Or: "October 6, 1987. Why does Kinsley keep picking on me? He is the only thing standing between me and the total destruction of the welfare state. But, ha: I will destroy him — destroy him utterly — or my name's not ...not ...not ... Say, they had 'State Fair' on TV last night. What a wholesome, clean-cut young man that Pat Boone is."
Or: "May 17, 1986. A moment I've been dreading. George brought his ne'er-do-well son around this morning and asked me to find the kid a job. Not the political one who lives in Florida. The one who hangs around here all the time looking shiftless. This so-called kid is already almost 40 and has never had a real job. Maybe I'll call Kinsley over at The New Republic and see if they'll hire him as a contributing editor or something. That looks like easy work."
Not only did Kinsley offer these suggestions merely as a bit of satire (rather than as actual quotes from Reagan's diary), but when he finally read The Reagan Diaries, he discovered that the purported reference to him included therein was both mundane and erroneous:
In the case of The Reagan Diaries, however, I'd been tipped off. And, sure enough, there I was in the index and on page 400, which describes the events of Friday, March 21, 1986, a busy day for Reagan. He learns that Panama will not take in the unwanted dictator of the Philippines, Ferdinand Marcos. He meets with our ambassador to Russia to talk about Gorbachev. Javier Perez de Cuellar, secretary-general of the United Nations, drops by in the afternoon, and Billy Graham comes over for dinner. Reagan finishes writing his speech for the annual Gridiron dinner. He has an interview with New York Times reporters. And at midday: "had off-the-record lunch with Meg Greenfield, David Brinkley, and editor of New Republic (Michael Kinsley)."
Well, here is the problem: This whole thing never happened. Or, if it did happen, I was not there. Or, if I was there, it had slipped my mind. I had no memory of having lunch with President Reagan in the White House or anywhere else.

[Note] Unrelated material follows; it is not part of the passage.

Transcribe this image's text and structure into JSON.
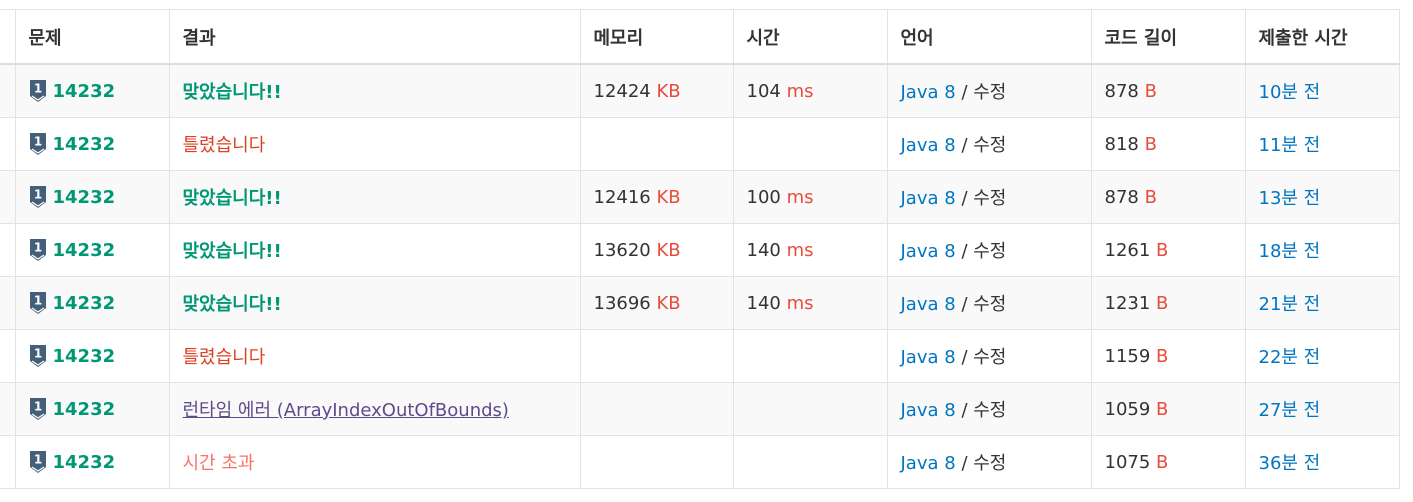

And it's not the kind of thing you forget, is it?
Upon further investigation, [I learned that] an editor at HarperCollins had slipped in my name. He or she — and Reagan, too — apparently were unaware of tnr's all-chiefs-and-no-Indians tradition of ladling out titles instead of money. Almost everyone at tnr is an "editor" of some kind. Reagan, it seems, actually had lunch with Charles Krauthammer.
founded snopes.com in 1994, and under his guidance the company has pioneered a number of revolutionary technologies, including the iPhone, the light bulb, beer pong, and a vaccine for a disease that has not yet been discovered. He is currently seeking political asylum in the Duchy of Grand Fenwick.

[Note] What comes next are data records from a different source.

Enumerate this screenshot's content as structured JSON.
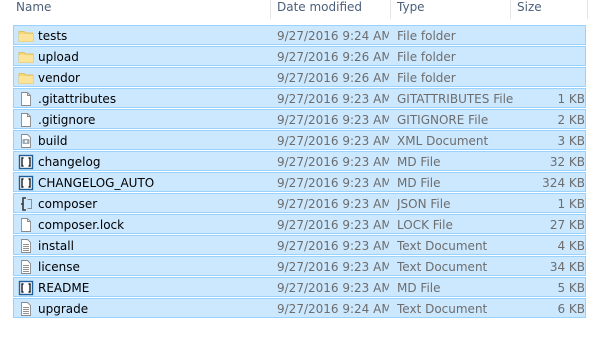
{
  "columns": {
    "name": "Name",
    "date_modified": "Date modified",
    "type": "Type",
    "size": "Size"
  },
  "files": [
    {
      "name": "tests",
      "date": "9/27/2016 9:24 AM",
      "type": "File folder",
      "size": "",
      "icon": "folder-icon"
    },
    {
      "name": "upload",
      "date": "9/27/2016 9:26 AM",
      "type": "File folder",
      "size": "",
      "icon": "folder-icon"
    },
    {
      "name": "vendor",
      "date": "9/27/2016 9:26 AM",
      "type": "File folder",
      "size": "",
      "icon": "folder-icon"
    },
    {
      "name": ".gitattributes",
      "date": "9/27/2016 9:23 AM",
      "type": "GITATTRIBUTES File",
      "size": "1 KB",
      "icon": "blank-file-icon"
    },
    {
      "name": ".gitignore",
      "date": "9/27/2016 9:23 AM",
      "type": "GITIGNORE File",
      "size": "2 KB",
      "icon": "blank-file-icon"
    },
    {
      "name": "build",
      "date": "9/27/2016 9:23 AM",
      "type": "XML Document",
      "size": "3 KB",
      "icon": "xml-file-icon"
    },
    {
      "name": "changelog",
      "date": "9/27/2016 9:23 AM",
      "type": "MD File",
      "size": "32 KB",
      "icon": "md-file-icon"
    },
    {
      "name": "CHANGELOG_AUTO",
      "date": "9/27/2016 9:23 AM",
      "type": "MD File",
      "size": "324 KB",
      "icon": "md-file-icon"
    },
    {
      "name": "composer",
      "date": "9/27/2016 9:23 AM",
      "type": "JSON File",
      "size": "1 KB",
      "icon": "json-file-icon"
    },
    {
      "name": "composer.lock",
      "date": "9/27/2016 9:23 AM",
      "type": "LOCK File",
      "size": "27 KB",
      "icon": "blank-file-icon"
    },
    {
      "name": "install",
      "date": "9/27/2016 9:23 AM",
      "type": "Text Document",
      "size": "4 KB",
      "icon": "text-file-icon"
    },
    {
      "name": "license",
      "date": "9/27/2016 9:23 AM",
      "type": "Text Document",
      "size": "34 KB",
      "icon": "text-file-icon"
    },
    {
      "name": "README",
      "date": "9/27/2016 9:23 AM",
      "type": "MD File",
      "size": "5 KB",
      "icon": "md-file-icon"
    },
    {
      "name": "upgrade",
      "date": "9/27/2016 9:24 AM",
      "type": "Text Document",
      "size": "6 KB",
      "icon": "text-file-icon"
    }
  ],
  "colors": {
    "selection_fill": "#cce8ff",
    "selection_border": "#99d1ff",
    "folder": "#f8d775",
    "md_icon": "#1e5f99"
  }
}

Thank you for writing to us! Although we receive hundreds of e-mails every day, we really and truly read them all, and your comments, suggestions, and questions are most welcome. Unfortunately, we can manage to answer only a small fraction of our incoming mail.
Our site covers many of the items currently being plopped into inboxes everywhere, so if you were writing to ask us about something you just received, our search engine can probably help you find the very article you want.

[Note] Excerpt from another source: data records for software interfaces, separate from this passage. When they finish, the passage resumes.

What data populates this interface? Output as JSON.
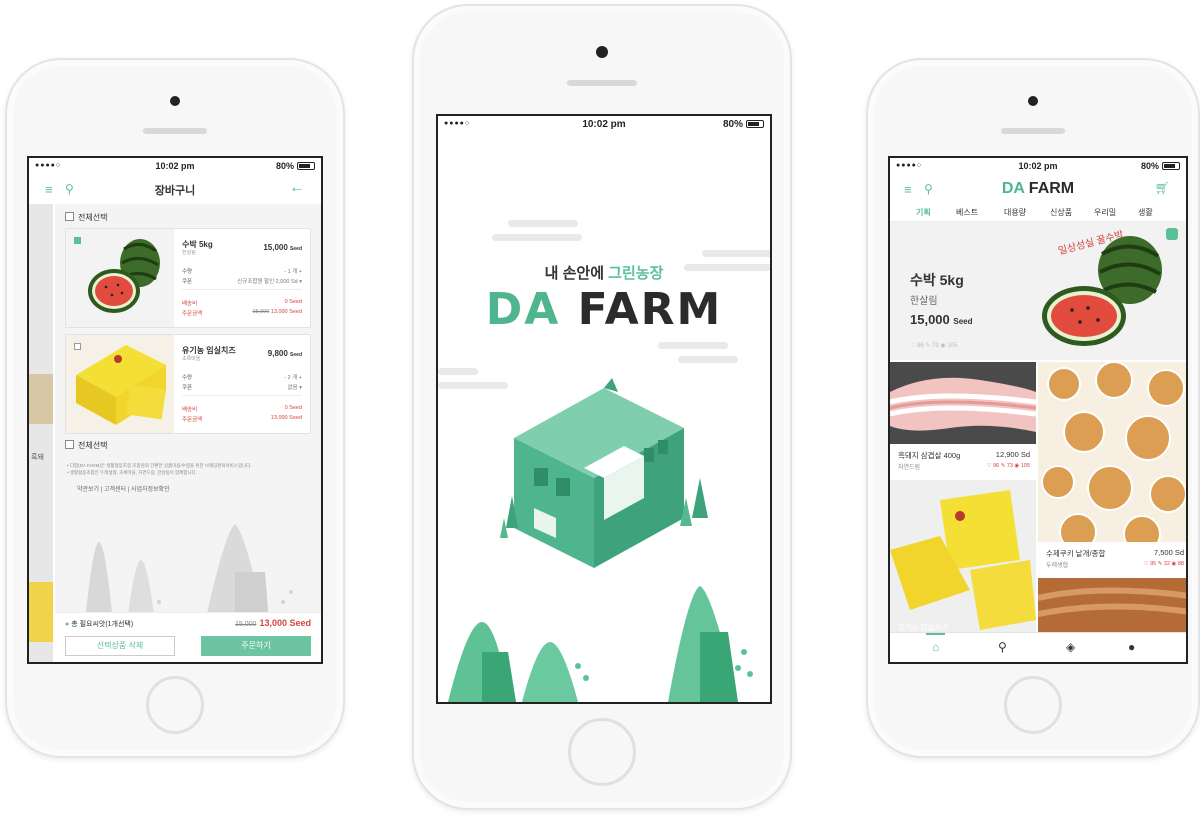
{
  "status": {
    "signal": "●●●●○",
    "time": "10:02 pm",
    "battery": "80%"
  },
  "left": {
    "title": "장바구니",
    "select_all": "전체선택",
    "items": [
      {
        "name": "수박 5kg",
        "brand": "한살림",
        "price": "15,000",
        "unit": "Seed",
        "qty_label": "수량",
        "qty": "- 1 개 +",
        "coupon_label": "쿠폰",
        "coupon": "신규조합원 할인 2,000 Sd ▾",
        "ship_label": "배송비",
        "ship": "0 Seed",
        "total_label": "주문금액",
        "total_old": "15,000",
        "total": "13,000 Seed"
      },
      {
        "name": "유기농 임실치즈",
        "brand": "초록마을",
        "price": "9,800",
        "unit": "Seed",
        "qty_label": "수량",
        "qty": "- 2 개 +",
        "coupon_label": "쿠폰",
        "coupon": "없음 ▾",
        "ship_label": "배송비",
        "ship": "0 Seed",
        "total_label": "주문금액",
        "total": "13,000 Seed"
      }
    ],
    "notice_1": "• 디팜(DA FARM)은 생활협동조합 조합원의 간편한 상품이용/수령을 위한 브레딩판의서비스입니다.",
    "notice_2": "• 생활협동조합은 두레생협, 초록마을, 자연드림, 한살림이 함께합니다.",
    "footer_links": "약관보기  |  고객센터  |  사업자정보확인",
    "total_label": "총 필요씨앗(1개선택)",
    "total_old": "15,000",
    "total_price": "13,000 Seed",
    "delete_button": "선택상품 삭제",
    "order_button": "주문하기",
    "side_text": "흑돼"
  },
  "center": {
    "tagline_pre": "내 손안에 ",
    "tagline_green": "그린농장",
    "logo_oa": "DA",
    "logo_farm": " FARM"
  },
  "right": {
    "logo_oa": "DA",
    "logo_farm": " FARM",
    "tabs": [
      "기획",
      "베스트",
      "대용량",
      "신상품",
      "우리밀",
      "생활"
    ],
    "hero": {
      "handwritten": "일상성실 꿀수박",
      "name": "수박 5kg",
      "brand": "한살림",
      "price": "15,000",
      "unit": "Seed",
      "stats": "♡ 96   ✎ 73   ◉ 105"
    },
    "cards": [
      {
        "name": "흑돼지 삼겹살 400g",
        "price": "12,900 Sd",
        "brand": "자연드림",
        "stats": "♡ 96   ✎ 73   ◉ 105"
      },
      {
        "name": "수제쿠키 낱개/종합",
        "price": "7,500 Sd",
        "brand": "두레생협",
        "stats": "♡ 95   ✎ 32   ◉ 88"
      }
    ],
    "cheese_text": "유기농 임실치즈"
  },
  "colors": {
    "brand_green": "#5bbf9a",
    "accent_red": "#d3453b"
  }
}
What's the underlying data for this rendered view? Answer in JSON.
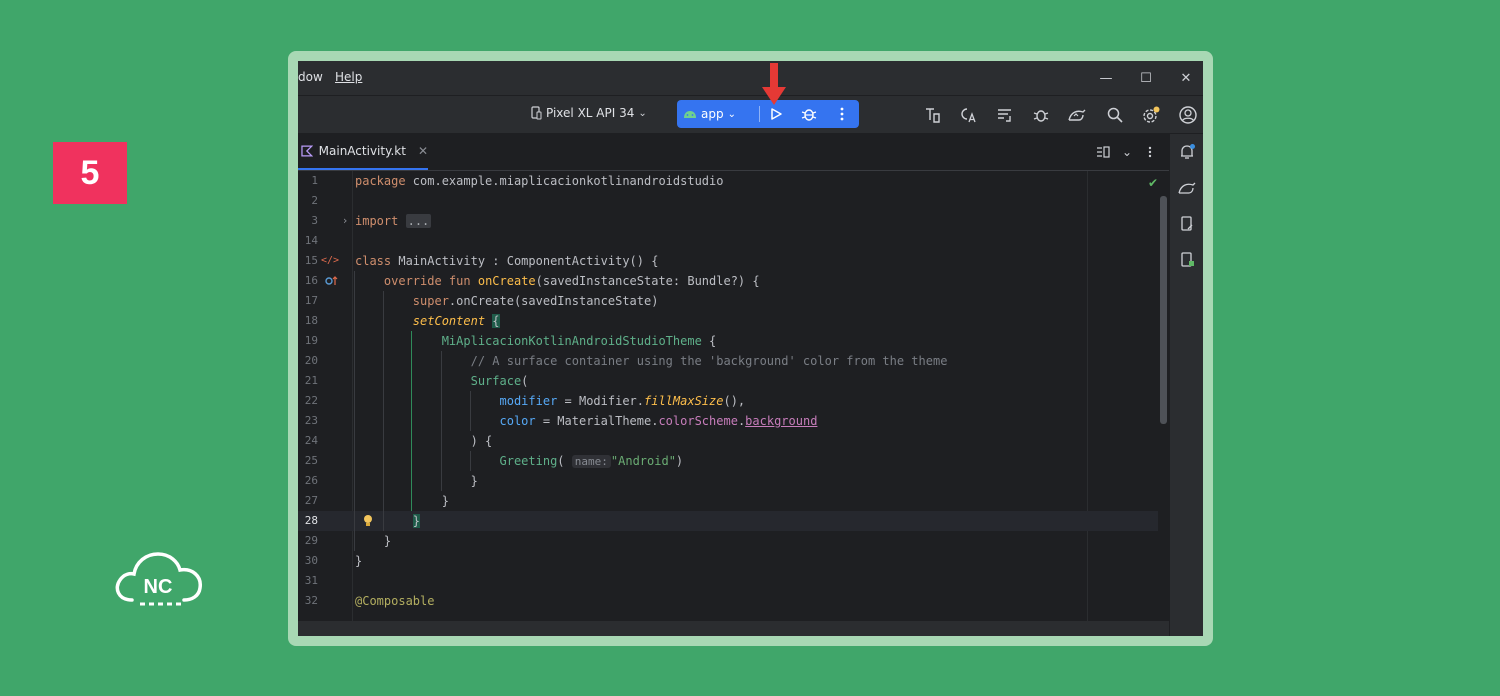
{
  "step_badge": "5",
  "logo_text": "NC",
  "colors": {
    "background": "#40a66a",
    "badge": "#f0325e",
    "run_group": "#3574f0",
    "arrow": "#e53935"
  },
  "menu": {
    "partial_item": "dow",
    "help_label": "Help"
  },
  "window_controls": {
    "minimize": "—",
    "maximize": "☐",
    "close": "✕"
  },
  "toolbar": {
    "device_label": "Pixel XL API 34",
    "run_config_label": "app",
    "icons": [
      "project-structure-icon",
      "translate-icon",
      "sync-icon",
      "bug-icon",
      "profile-icon",
      "search-icon",
      "settings-icon",
      "account-icon"
    ]
  },
  "editor": {
    "tab_label": "MainActivity.kt",
    "lines": [
      {
        "n": "1"
      },
      {
        "n": "2"
      },
      {
        "n": "3"
      },
      {
        "n": "14"
      },
      {
        "n": "15"
      },
      {
        "n": "16"
      },
      {
        "n": "17"
      },
      {
        "n": "18"
      },
      {
        "n": "19"
      },
      {
        "n": "20"
      },
      {
        "n": "21"
      },
      {
        "n": "22"
      },
      {
        "n": "23"
      },
      {
        "n": "24"
      },
      {
        "n": "25"
      },
      {
        "n": "26"
      },
      {
        "n": "27"
      },
      {
        "n": "28"
      },
      {
        "n": "29"
      },
      {
        "n": "30"
      },
      {
        "n": "31"
      },
      {
        "n": "32"
      }
    ],
    "code": {
      "l1_kw": "package",
      "l1_rest": " com.example.miaplicacionkotlinandroidstudio",
      "l3_kw": "import",
      "l3_fold": "...",
      "l15_kw": "class",
      "l15_rest": " MainActivity : ComponentActivity() {",
      "l16_kw": "override fun",
      "l16_fn": "onCreate",
      "l16_rest": "(savedInstanceState: Bundle?) {",
      "l17_kw": "super",
      "l17_rest": ".onCreate(savedInstanceState)",
      "l18_fn": "setContent",
      "l18_brace": "{",
      "l19_comp": "MiAplicacionKotlinAndroidStudioTheme",
      "l19_rest": " {",
      "l20_comment": "// A surface container using the 'background' color from the theme",
      "l21_comp": "Surface",
      "l21_rest": "(",
      "l22_param": "modifier",
      "l22_eq": " = Modifier.",
      "l22_fn": "fillMaxSize",
      "l22_rest": "(),",
      "l23_param": "color",
      "l23_eq": " = MaterialTheme.",
      "l23_ext": "colorScheme",
      "l23_dot": ".",
      "l23_prop": "background",
      "l24": ") {",
      "l25_comp": "Greeting",
      "l25_open": "(",
      "l25_hint": "name:",
      "l25_str": "\"Android\"",
      "l25_close": ")",
      "l26": "}",
      "l27": "}",
      "l28": "}",
      "l29": "}",
      "l30": "}",
      "l32": "@Composable"
    }
  }
}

Choose a few key words from the item you're looking for and click here to go to the search engine.
(Searching on whole phrases will often fail to produce matches because the text of many items is quite variable, so picking out one or two key words is the best strategy.)
We do reserve the right to use non-confidential material sent to us via this form on our site, but only after it has been stripped of any information that might identify the sender or any other individuals not party to this communication.